## SUPPLIED RECORDS
-*-*-

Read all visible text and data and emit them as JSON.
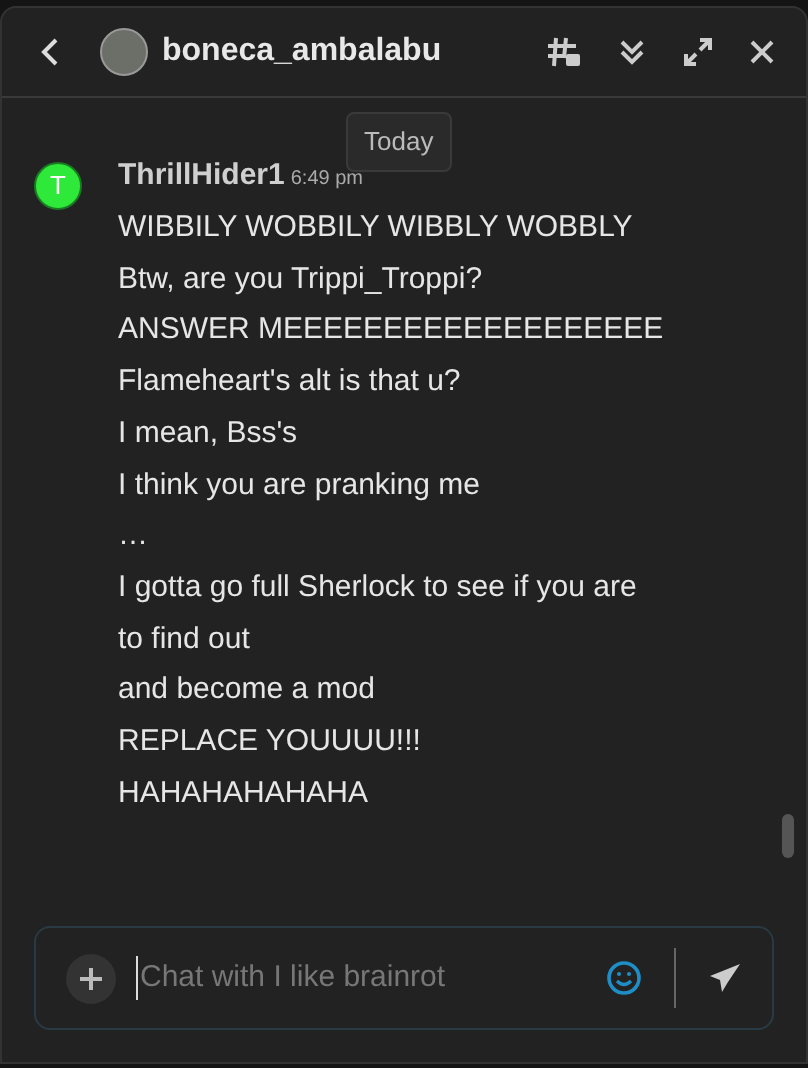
{
  "header": {
    "title": "boneca_ambalabu"
  },
  "tooltip": "Today",
  "message": {
    "avatar_letter": "T",
    "author": "ThrillHider1",
    "time": "6:49 pm",
    "lines": [
      "WIBBILY WOBBILY WIBBLY WOBBLY",
      "Btw, are you Trippi_Troppi?",
      "ANSWER MEEEEEEEEEEEEEEEEEEE",
      "Flameheart's alt is that u?",
      "I mean, Bss's",
      "I think you are pranking me",
      "…",
      "I gotta go full Sherlock to see if you are",
      "to find out",
      "and become a mod",
      "REPLACE YOUUUU!!!",
      "HAHAHAHAHAHA"
    ]
  },
  "composer": {
    "placeholder": "Chat with I like brainrot"
  }
}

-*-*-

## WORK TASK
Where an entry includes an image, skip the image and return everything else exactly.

## ANSWER TO THE PROBLEM
Read all visible text and data and emit them as JSON.
{
  "header": {
    "title": "boneca_ambalabu"
  },
  "tooltip": "Today",
  "message": {
    "avatar_letter": "T",
    "author": "ThrillHider1",
    "time": "6:49 pm",
    "lines": [
      "WIBBILY WOBBILY WIBBLY WOBBLY",
      "Btw, are you Trippi_Troppi?",
      "ANSWER MEEEEEEEEEEEEEEEEEEE",
      "Flameheart's alt is that u?",
      "I mean, Bss's",
      "I think you are pranking me",
      "…",
      "I gotta go full Sherlock to see if you are",
      "to find out",
      "and become a mod",
      "REPLACE YOUUUU!!!",
      "HAHAHAHAHAHA"
    ]
  },
  "composer": {
    "placeholder": "Chat with I like brainrot"
  }
}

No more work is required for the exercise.